It is great. I was really happy that they helped out so much with the pole vault pit and setting up. Giving them my autograph was an honor for me. I have really enjoyed that and I got to talk to quite a few of these guys and girls and I really enjoyed it.

4) Many people, yourself included, wondered if you'd be able to return to the United States for a second year of school at Los Gatos. Can you briefly describe how that came about and what steps were necessary?

I was really lucky. I did not expect to return after I had an overview of how things worked, but Jack Little, my host father here in the U.S. explored every single possible solution and made it possible for me to return to Los Gatos High School.

5) You mentioned that you only found out you would be returning to the US four days before school started. Was it hard to make that transition, mentally and physically, from thinking you'd be going to school in Germany to attending classes again at Los Gatos?

Yes. I learned about the possibility the Thursday before school started and I returned the Sunday before school started. It was a great effort to make that possible, but my parents as well as my "American Parents" made that possible for me.

6) Can you explain your coaching situation? Do you continue to receive coaching from someone in Germany, as well as the Los Gatos HS coach in California? If so, how do you balance the various suggestions?

Brandon Vance is my coach at Los Gatos High School. He is a great coach and he knows what I have to do in order to jump high. The coaches in Germany help me whenvever I go back there and I am really greatful for that. It always helps to have an extra pair of eyes looking out for you.

7) For someone who has never experienced it, what does it feel like to fall 18-feet to the pole vault mat? How aware do you have to be of your body's position as you tumble from that height, and have you ever had any accidents or injuries while vaulting?

It is the greatest feeling someone can have. It is like jumping on a trampoline but a lot higher and a lot more fun. It does not hurt to fall on the pit. It is really soft. I have had some smaller injuries but never anything serious.

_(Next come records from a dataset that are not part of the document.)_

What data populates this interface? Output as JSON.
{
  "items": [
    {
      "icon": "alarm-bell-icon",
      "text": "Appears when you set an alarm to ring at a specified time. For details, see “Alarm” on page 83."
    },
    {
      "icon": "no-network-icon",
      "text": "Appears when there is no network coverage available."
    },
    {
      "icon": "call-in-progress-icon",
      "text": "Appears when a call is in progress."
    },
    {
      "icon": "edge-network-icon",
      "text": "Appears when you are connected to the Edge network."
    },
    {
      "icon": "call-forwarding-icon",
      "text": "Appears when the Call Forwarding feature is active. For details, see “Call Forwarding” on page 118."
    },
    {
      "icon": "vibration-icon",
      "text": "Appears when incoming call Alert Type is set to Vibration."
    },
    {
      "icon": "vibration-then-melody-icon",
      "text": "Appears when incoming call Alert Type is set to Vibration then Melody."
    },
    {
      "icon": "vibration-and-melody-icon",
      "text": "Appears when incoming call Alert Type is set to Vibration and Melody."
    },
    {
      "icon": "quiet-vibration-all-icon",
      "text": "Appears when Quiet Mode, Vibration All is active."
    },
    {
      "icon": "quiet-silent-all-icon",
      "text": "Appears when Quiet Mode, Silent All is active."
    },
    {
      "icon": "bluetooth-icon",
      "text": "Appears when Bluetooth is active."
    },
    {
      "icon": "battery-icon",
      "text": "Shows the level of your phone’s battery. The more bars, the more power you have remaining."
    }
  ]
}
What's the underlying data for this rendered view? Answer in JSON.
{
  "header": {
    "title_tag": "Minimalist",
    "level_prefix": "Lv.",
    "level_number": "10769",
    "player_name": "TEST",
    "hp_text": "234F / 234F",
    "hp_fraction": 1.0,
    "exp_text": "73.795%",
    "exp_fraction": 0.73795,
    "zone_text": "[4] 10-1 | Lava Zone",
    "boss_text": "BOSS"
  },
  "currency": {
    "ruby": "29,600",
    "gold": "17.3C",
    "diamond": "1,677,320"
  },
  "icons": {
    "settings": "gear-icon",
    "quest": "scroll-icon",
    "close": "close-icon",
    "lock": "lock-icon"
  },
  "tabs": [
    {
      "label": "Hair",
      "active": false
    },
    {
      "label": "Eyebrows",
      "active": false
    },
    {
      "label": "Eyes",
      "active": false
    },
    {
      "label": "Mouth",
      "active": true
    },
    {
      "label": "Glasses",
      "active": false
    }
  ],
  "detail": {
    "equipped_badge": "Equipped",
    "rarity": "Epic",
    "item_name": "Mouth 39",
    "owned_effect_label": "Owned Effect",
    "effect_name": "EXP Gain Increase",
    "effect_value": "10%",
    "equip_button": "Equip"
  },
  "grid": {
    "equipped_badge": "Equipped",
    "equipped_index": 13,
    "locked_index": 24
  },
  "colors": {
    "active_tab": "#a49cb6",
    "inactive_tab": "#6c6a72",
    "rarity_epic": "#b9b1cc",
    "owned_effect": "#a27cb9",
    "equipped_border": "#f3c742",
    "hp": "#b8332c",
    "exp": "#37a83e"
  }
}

8) What's the best part about studying abroad in California? What has been most challenging? If you could correct one misconception Americans have about Germans, what would it be?

The best part about studying abroad is meeting the people and learning about the American way of life. The most challenging part of my experience has been being away from my friends and family in Germany. The internet is great for allowing me to share a lot of my experiences with them. A common misconception about Germans is that all of us speak with an accent. That is simply not true. While being here I have discovered that all Americans have one. :)

Photos: (top) Kirby Lee, imageofsport.com, (bottom) Donna Dye

Interval Sessions Oudoors 08